* **TASK DETAILS**:
Restate all data exactly. No images.

* **SUPPLIED DATA**:
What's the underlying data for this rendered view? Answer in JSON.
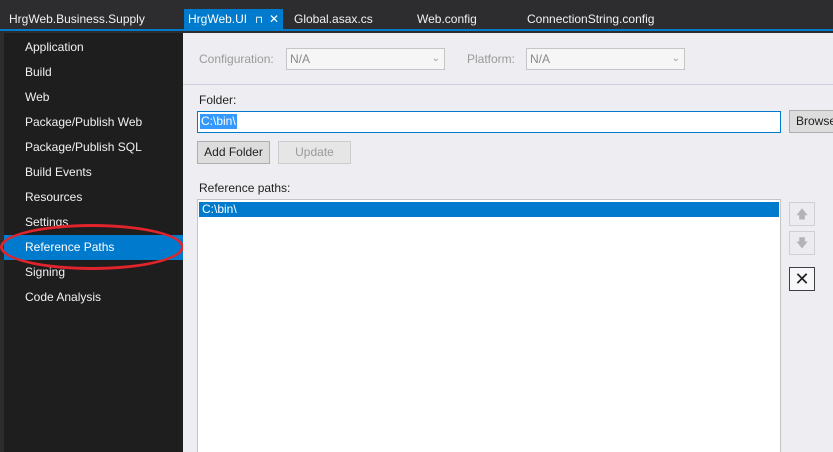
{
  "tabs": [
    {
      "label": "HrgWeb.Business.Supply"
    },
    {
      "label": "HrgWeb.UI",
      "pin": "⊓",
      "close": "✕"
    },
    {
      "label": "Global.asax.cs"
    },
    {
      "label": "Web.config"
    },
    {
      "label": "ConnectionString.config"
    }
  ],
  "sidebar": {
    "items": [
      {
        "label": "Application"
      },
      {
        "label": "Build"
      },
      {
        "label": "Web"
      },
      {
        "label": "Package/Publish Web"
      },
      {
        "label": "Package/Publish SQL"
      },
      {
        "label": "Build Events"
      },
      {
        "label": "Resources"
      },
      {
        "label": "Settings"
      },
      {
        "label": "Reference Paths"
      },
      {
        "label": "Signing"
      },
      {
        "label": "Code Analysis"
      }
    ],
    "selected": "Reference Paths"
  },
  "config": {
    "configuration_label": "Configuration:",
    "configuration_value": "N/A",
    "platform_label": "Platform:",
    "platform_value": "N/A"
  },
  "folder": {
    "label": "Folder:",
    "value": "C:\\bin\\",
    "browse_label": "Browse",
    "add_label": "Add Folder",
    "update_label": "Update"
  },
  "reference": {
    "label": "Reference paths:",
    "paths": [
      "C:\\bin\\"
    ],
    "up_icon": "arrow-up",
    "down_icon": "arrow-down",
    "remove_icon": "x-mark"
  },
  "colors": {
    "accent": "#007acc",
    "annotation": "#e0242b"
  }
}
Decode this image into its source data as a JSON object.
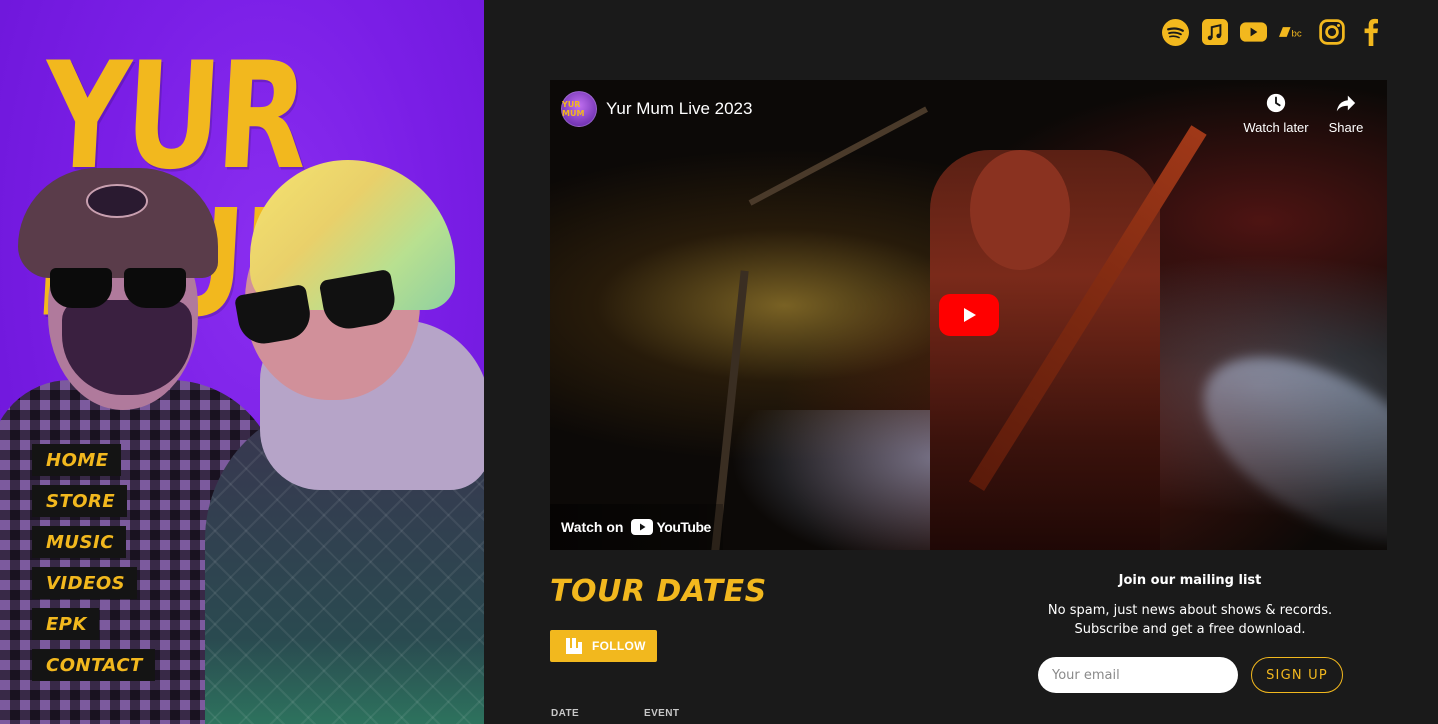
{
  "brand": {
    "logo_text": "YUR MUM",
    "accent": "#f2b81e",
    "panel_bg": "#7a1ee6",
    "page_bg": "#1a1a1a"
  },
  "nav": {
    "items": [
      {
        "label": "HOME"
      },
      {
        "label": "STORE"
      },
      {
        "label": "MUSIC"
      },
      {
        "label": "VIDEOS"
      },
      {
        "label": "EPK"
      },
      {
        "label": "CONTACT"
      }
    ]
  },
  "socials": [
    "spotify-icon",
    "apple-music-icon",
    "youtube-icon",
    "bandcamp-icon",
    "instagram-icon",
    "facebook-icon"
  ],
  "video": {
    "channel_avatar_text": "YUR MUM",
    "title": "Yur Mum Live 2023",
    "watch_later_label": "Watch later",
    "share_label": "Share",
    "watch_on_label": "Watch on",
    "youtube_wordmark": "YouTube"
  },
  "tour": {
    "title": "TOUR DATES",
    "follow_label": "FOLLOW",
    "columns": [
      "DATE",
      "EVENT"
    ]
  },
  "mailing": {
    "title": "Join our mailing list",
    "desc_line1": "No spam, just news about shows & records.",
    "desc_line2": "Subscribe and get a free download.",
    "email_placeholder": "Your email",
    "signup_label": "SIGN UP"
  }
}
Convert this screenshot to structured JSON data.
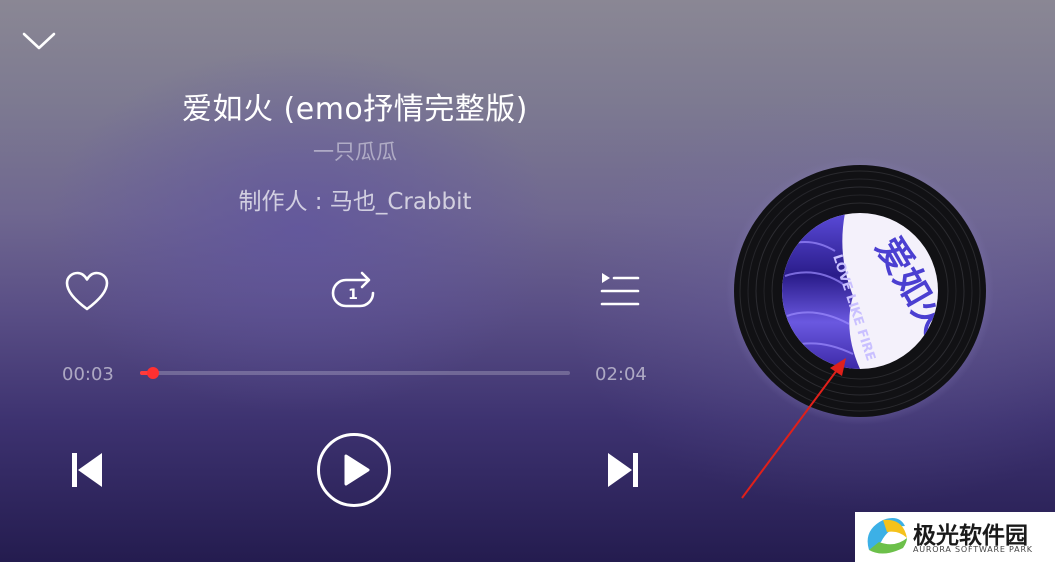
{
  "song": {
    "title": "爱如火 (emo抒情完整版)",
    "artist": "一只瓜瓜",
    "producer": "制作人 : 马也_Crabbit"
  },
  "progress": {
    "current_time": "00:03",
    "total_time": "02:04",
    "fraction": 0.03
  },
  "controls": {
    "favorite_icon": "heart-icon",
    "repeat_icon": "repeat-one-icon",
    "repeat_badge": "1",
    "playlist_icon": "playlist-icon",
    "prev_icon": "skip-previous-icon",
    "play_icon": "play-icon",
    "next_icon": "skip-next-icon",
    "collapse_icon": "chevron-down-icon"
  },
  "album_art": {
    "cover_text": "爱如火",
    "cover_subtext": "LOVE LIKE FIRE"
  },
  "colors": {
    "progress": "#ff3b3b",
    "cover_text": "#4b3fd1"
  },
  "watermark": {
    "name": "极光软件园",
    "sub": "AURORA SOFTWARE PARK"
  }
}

* **OUTPUT BELOW**:
What's the underlying data for this rendered view? Answer in JSON.
{
  "tabs": [
    {
      "label": "HrgWeb.Business.Supply"
    },
    {
      "label": "HrgWeb.UI",
      "pin": "⊓",
      "close": "✕"
    },
    {
      "label": "Global.asax.cs"
    },
    {
      "label": "Web.config"
    },
    {
      "label": "ConnectionString.config"
    }
  ],
  "sidebar": {
    "items": [
      {
        "label": "Application"
      },
      {
        "label": "Build"
      },
      {
        "label": "Web"
      },
      {
        "label": "Package/Publish Web"
      },
      {
        "label": "Package/Publish SQL"
      },
      {
        "label": "Build Events"
      },
      {
        "label": "Resources"
      },
      {
        "label": "Settings"
      },
      {
        "label": "Reference Paths"
      },
      {
        "label": "Signing"
      },
      {
        "label": "Code Analysis"
      }
    ],
    "selected": "Reference Paths"
  },
  "config": {
    "configuration_label": "Configuration:",
    "configuration_value": "N/A",
    "platform_label": "Platform:",
    "platform_value": "N/A"
  },
  "folder": {
    "label": "Folder:",
    "value": "C:\\bin\\",
    "browse_label": "Browse",
    "add_label": "Add Folder",
    "update_label": "Update"
  },
  "reference": {
    "label": "Reference paths:",
    "paths": [
      "C:\\bin\\"
    ],
    "up_icon": "arrow-up",
    "down_icon": "arrow-down",
    "remove_icon": "x-mark"
  },
  "colors": {
    "accent": "#007acc",
    "annotation": "#e0242b"
  }
}
Decode this image into its source data as a JSON object.
{
  "brand": {
    "logo_text": "YUR MUM",
    "accent": "#f2b81e",
    "panel_bg": "#7a1ee6",
    "page_bg": "#1a1a1a"
  },
  "nav": {
    "items": [
      {
        "label": "HOME"
      },
      {
        "label": "STORE"
      },
      {
        "label": "MUSIC"
      },
      {
        "label": "VIDEOS"
      },
      {
        "label": "EPK"
      },
      {
        "label": "CONTACT"
      }
    ]
  },
  "socials": [
    "spotify-icon",
    "apple-music-icon",
    "youtube-icon",
    "bandcamp-icon",
    "instagram-icon",
    "facebook-icon"
  ],
  "video": {
    "channel_avatar_text": "YUR MUM",
    "title": "Yur Mum Live 2023",
    "watch_later_label": "Watch later",
    "share_label": "Share",
    "watch_on_label": "Watch on",
    "youtube_wordmark": "YouTube"
  },
  "tour": {
    "title": "TOUR DATES",
    "follow_label": "FOLLOW",
    "columns": [
      "DATE",
      "EVENT"
    ]
  },
  "mailing": {
    "title": "Join our mailing list",
    "desc_line1": "No spam, just news about shows & records.",
    "desc_line2": "Subscribe and get a free download.",
    "email_placeholder": "Your email",
    "signup_label": "SIGN UP"
  }
}
Convert this screenshot to structured JSON data.
{
  "song": {
    "title": "爱如火 (emo抒情完整版)",
    "artist": "一只瓜瓜",
    "producer": "制作人 : 马也_Crabbit"
  },
  "progress": {
    "current_time": "00:03",
    "total_time": "02:04",
    "fraction": 0.03
  },
  "controls": {
    "favorite_icon": "heart-icon",
    "repeat_icon": "repeat-one-icon",
    "repeat_badge": "1",
    "playlist_icon": "playlist-icon",
    "prev_icon": "skip-previous-icon",
    "play_icon": "play-icon",
    "next_icon": "skip-next-icon",
    "collapse_icon": "chevron-down-icon"
  },
  "album_art": {
    "cover_text": "爱如火",
    "cover_subtext": "LOVE LIKE FIRE"
  },
  "colors": {
    "progress": "#ff3b3b",
    "cover_text": "#4b3fd1"
  },
  "watermark": {
    "name": "极光软件园",
    "sub": "AURORA SOFTWARE PARK"
  }
}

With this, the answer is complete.